All entries should be output exactly as they stand.

* _DATA IN THIS EXERCISE_
───

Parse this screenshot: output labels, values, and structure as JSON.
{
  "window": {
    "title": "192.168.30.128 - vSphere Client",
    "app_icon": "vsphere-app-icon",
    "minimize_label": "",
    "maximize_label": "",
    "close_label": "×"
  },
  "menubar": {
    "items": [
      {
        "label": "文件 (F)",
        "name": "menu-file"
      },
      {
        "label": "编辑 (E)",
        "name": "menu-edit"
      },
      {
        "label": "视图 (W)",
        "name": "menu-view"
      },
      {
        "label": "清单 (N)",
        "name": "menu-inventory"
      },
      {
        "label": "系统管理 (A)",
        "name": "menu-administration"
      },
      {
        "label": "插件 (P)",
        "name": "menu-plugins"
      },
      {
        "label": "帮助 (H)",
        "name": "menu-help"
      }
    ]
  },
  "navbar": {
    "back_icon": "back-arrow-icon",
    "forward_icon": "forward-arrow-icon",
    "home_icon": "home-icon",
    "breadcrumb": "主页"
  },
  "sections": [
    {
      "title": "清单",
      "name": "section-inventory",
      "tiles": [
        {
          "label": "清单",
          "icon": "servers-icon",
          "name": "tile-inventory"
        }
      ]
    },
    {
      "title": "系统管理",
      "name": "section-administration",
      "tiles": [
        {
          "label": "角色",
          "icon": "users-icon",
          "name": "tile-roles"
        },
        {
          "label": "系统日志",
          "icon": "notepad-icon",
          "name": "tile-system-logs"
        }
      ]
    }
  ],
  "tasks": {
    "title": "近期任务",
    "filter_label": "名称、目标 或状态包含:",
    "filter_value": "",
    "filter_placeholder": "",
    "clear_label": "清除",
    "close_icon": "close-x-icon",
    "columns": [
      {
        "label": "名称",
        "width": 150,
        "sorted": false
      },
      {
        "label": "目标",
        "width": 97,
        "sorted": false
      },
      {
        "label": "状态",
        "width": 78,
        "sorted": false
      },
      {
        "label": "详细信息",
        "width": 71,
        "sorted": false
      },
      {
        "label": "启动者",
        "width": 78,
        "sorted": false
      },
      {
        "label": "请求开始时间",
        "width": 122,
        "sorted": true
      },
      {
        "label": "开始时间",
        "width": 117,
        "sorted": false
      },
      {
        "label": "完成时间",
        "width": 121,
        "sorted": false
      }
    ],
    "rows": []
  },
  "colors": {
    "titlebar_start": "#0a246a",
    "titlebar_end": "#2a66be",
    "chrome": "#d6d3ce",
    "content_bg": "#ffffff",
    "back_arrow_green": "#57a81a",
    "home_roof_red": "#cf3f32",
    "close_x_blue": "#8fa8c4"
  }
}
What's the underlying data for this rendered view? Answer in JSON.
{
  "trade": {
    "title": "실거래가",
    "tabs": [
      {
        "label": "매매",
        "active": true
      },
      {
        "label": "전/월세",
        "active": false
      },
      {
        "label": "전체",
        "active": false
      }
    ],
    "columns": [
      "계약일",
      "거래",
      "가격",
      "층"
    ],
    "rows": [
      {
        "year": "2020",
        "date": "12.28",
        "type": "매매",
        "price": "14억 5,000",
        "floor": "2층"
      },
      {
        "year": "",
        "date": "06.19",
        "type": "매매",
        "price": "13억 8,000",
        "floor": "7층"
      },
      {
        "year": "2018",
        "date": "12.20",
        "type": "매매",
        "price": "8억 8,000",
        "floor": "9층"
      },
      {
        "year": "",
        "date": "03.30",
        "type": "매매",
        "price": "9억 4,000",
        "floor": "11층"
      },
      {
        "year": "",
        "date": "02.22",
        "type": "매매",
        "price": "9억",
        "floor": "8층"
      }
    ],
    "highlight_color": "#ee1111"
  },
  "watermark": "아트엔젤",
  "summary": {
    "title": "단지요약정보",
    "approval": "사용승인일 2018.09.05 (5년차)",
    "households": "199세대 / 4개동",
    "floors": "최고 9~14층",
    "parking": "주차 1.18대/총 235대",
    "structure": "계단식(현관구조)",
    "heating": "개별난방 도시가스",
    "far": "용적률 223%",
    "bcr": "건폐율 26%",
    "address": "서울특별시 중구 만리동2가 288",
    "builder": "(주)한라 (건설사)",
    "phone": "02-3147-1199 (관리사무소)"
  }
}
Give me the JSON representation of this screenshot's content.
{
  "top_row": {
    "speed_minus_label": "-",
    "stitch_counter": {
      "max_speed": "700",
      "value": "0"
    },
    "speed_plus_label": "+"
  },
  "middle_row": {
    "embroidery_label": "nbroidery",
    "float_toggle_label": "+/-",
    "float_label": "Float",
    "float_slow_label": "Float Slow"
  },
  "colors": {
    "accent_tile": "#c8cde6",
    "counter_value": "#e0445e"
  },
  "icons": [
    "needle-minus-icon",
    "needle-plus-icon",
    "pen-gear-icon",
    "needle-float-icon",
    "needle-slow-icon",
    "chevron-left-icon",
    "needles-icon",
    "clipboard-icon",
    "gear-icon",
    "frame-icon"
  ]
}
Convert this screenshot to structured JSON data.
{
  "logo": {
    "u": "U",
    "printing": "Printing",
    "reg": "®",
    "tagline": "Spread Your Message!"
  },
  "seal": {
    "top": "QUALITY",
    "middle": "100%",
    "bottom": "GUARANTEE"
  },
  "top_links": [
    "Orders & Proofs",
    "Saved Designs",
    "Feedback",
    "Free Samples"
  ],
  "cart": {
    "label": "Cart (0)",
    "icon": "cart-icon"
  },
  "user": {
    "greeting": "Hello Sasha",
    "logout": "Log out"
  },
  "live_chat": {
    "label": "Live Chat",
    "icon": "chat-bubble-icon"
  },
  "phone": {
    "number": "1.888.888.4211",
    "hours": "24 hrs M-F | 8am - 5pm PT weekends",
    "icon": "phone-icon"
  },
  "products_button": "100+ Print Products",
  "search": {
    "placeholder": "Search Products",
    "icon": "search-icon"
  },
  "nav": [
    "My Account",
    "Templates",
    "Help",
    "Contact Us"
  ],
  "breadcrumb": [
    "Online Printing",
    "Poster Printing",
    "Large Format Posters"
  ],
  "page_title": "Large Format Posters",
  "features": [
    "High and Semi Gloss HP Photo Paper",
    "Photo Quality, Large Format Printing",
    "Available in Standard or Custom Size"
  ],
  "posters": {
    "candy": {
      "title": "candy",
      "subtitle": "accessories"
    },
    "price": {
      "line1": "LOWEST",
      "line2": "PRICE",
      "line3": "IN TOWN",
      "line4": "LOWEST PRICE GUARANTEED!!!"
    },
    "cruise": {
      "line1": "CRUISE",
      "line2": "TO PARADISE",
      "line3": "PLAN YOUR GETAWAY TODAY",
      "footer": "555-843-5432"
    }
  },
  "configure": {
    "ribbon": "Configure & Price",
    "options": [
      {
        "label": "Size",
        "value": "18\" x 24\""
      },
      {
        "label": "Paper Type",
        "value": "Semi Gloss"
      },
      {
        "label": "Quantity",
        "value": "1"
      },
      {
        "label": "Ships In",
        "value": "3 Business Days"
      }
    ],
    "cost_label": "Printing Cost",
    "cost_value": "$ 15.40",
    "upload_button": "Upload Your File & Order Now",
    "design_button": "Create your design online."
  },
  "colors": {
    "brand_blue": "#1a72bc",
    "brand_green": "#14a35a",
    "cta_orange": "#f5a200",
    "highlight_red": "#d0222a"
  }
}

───

* _SOLUTION TO THE EXERCISE_
Parse this screenshot: output labels, values, and structure as JSON.
{
  "window": {
    "title": "192.168.30.128 - vSphere Client",
    "app_icon": "vsphere-app-icon",
    "minimize_label": "",
    "maximize_label": "",
    "close_label": "×"
  },
  "menubar": {
    "items": [
      {
        "label": "文件 (F)",
        "name": "menu-file"
      },
      {
        "label": "编辑 (E)",
        "name": "menu-edit"
      },
      {
        "label": "视图 (W)",
        "name": "menu-view"
      },
      {
        "label": "清单 (N)",
        "name": "menu-inventory"
      },
      {
        "label": "系统管理 (A)",
        "name": "menu-administration"
      },
      {
        "label": "插件 (P)",
        "name": "menu-plugins"
      },
      {
        "label": "帮助 (H)",
        "name": "menu-help"
      }
    ]
  },
  "navbar": {
    "back_icon": "back-arrow-icon",
    "forward_icon": "forward-arrow-icon",
    "home_icon": "home-icon",
    "breadcrumb": "主页"
  },
  "sections": [
    {
      "title": "清单",
      "name": "section-inventory",
      "tiles": [
        {
          "label": "清单",
          "icon": "servers-icon",
          "name": "tile-inventory"
        }
      ]
    },
    {
      "title": "系统管理",
      "name": "section-administration",
      "tiles": [
        {
          "label": "角色",
          "icon": "users-icon",
          "name": "tile-roles"
        },
        {
          "label": "系统日志",
          "icon": "notepad-icon",
          "name": "tile-system-logs"
        }
      ]
    }
  ],
  "tasks": {
    "title": "近期任务",
    "filter_label": "名称、目标 或状态包含:",
    "filter_value": "",
    "filter_placeholder": "",
    "clear_label": "清除",
    "close_icon": "close-x-icon",
    "columns": [
      {
        "label": "名称",
        "width": 150,
        "sorted": false
      },
      {
        "label": "目标",
        "width": 97,
        "sorted": false
      },
      {
        "label": "状态",
        "width": 78,
        "sorted": false
      },
      {
        "label": "详细信息",
        "width": 71,
        "sorted": false
      },
      {
        "label": "启动者",
        "width": 78,
        "sorted": false
      },
      {
        "label": "请求开始时间",
        "width": 122,
        "sorted": true
      },
      {
        "label": "开始时间",
        "width": 117,
        "sorted": false
      },
      {
        "label": "完成时间",
        "width": 121,
        "sorted": false
      }
    ],
    "rows": []
  },
  "colors": {
    "titlebar_start": "#0a246a",
    "titlebar_end": "#2a66be",
    "chrome": "#d6d3ce",
    "content_bg": "#ffffff",
    "back_arrow_green": "#57a81a",
    "home_roof_red": "#cf3f32",
    "close_x_blue": "#8fa8c4"
  }
}
What's the underlying data for this rendered view? Answer in JSON.
{
  "trade": {
    "title": "실거래가",
    "tabs": [
      {
        "label": "매매",
        "active": true
      },
      {
        "label": "전/월세",
        "active": false
      },
      {
        "label": "전체",
        "active": false
      }
    ],
    "columns": [
      "계약일",
      "거래",
      "가격",
      "층"
    ],
    "rows": [
      {
        "year": "2020",
        "date": "12.28",
        "type": "매매",
        "price": "14억 5,000",
        "floor": "2층"
      },
      {
        "year": "",
        "date": "06.19",
        "type": "매매",
        "price": "13억 8,000",
        "floor": "7층"
      },
      {
        "year": "2018",
        "date": "12.20",
        "type": "매매",
        "price": "8억 8,000",
        "floor": "9층"
      },
      {
        "year": "",
        "date": "03.30",
        "type": "매매",
        "price": "9억 4,000",
        "floor": "11층"
      },
      {
        "year": "",
        "date": "02.22",
        "type": "매매",
        "price": "9억",
        "floor": "8층"
      }
    ],
    "highlight_color": "#ee1111"
  },
  "watermark": "아트엔젤",
  "summary": {
    "title": "단지요약정보",
    "approval": "사용승인일 2018.09.05 (5년차)",
    "households": "199세대 / 4개동",
    "floors": "최고 9~14층",
    "parking": "주차 1.18대/총 235대",
    "structure": "계단식(현관구조)",
    "heating": "개별난방 도시가스",
    "far": "용적률 223%",
    "bcr": "건폐율 26%",
    "address": "서울특별시 중구 만리동2가 288",
    "builder": "(주)한라 (건설사)",
    "phone": "02-3147-1199 (관리사무소)"
  }
}
Give me the JSON representation of this screenshot's content.
{
  "top_row": {
    "speed_minus_label": "-",
    "stitch_counter": {
      "max_speed": "700",
      "value": "0"
    },
    "speed_plus_label": "+"
  },
  "middle_row": {
    "embroidery_label": "nbroidery",
    "float_toggle_label": "+/-",
    "float_label": "Float",
    "float_slow_label": "Float Slow"
  },
  "colors": {
    "accent_tile": "#c8cde6",
    "counter_value": "#e0445e"
  },
  "icons": [
    "needle-minus-icon",
    "needle-plus-icon",
    "pen-gear-icon",
    "needle-float-icon",
    "needle-slow-icon",
    "chevron-left-icon",
    "needles-icon",
    "clipboard-icon",
    "gear-icon",
    "frame-icon"
  ]
}
Convert this screenshot to structured JSON data.
{
  "logo": {
    "u": "U",
    "printing": "Printing",
    "reg": "®",
    "tagline": "Spread Your Message!"
  },
  "seal": {
    "top": "QUALITY",
    "middle": "100%",
    "bottom": "GUARANTEE"
  },
  "top_links": [
    "Orders & Proofs",
    "Saved Designs",
    "Feedback",
    "Free Samples"
  ],
  "cart": {
    "label": "Cart (0)",
    "icon": "cart-icon"
  },
  "user": {
    "greeting": "Hello Sasha",
    "logout": "Log out"
  },
  "live_chat": {
    "label": "Live Chat",
    "icon": "chat-bubble-icon"
  },
  "phone": {
    "number": "1.888.888.4211",
    "hours": "24 hrs M-F | 8am - 5pm PT weekends",
    "icon": "phone-icon"
  },
  "products_button": "100+ Print Products",
  "search": {
    "placeholder": "Search Products",
    "icon": "search-icon"
  },
  "nav": [
    "My Account",
    "Templates",
    "Help",
    "Contact Us"
  ],
  "breadcrumb": [
    "Online Printing",
    "Poster Printing",
    "Large Format Posters"
  ],
  "page_title": "Large Format Posters",
  "features": [
    "High and Semi Gloss HP Photo Paper",
    "Photo Quality, Large Format Printing",
    "Available in Standard or Custom Size"
  ],
  "posters": {
    "candy": {
      "title": "candy",
      "subtitle": "accessories"
    },
    "price": {
      "line1": "LOWEST",
      "line2": "PRICE",
      "line3": "IN TOWN",
      "line4": "LOWEST PRICE GUARANTEED!!!"
    },
    "cruise": {
      "line1": "CRUISE",
      "line2": "TO PARADISE",
      "line3": "PLAN YOUR GETAWAY TODAY",
      "footer": "555-843-5432"
    }
  },
  "configure": {
    "ribbon": "Configure & Price",
    "options": [
      {
        "label": "Size",
        "value": "18\" x 24\""
      },
      {
        "label": "Paper Type",
        "value": "Semi Gloss"
      },
      {
        "label": "Quantity",
        "value": "1"
      },
      {
        "label": "Ships In",
        "value": "3 Business Days"
      }
    ],
    "cost_label": "Printing Cost",
    "cost_value": "$ 15.40",
    "upload_button": "Upload Your File & Order Now",
    "design_button": "Create your design online."
  },
  "colors": {
    "brand_blue": "#1a72bc",
    "brand_green": "#14a35a",
    "cta_orange": "#f5a200",
    "highlight_red": "#d0222a"
  }
}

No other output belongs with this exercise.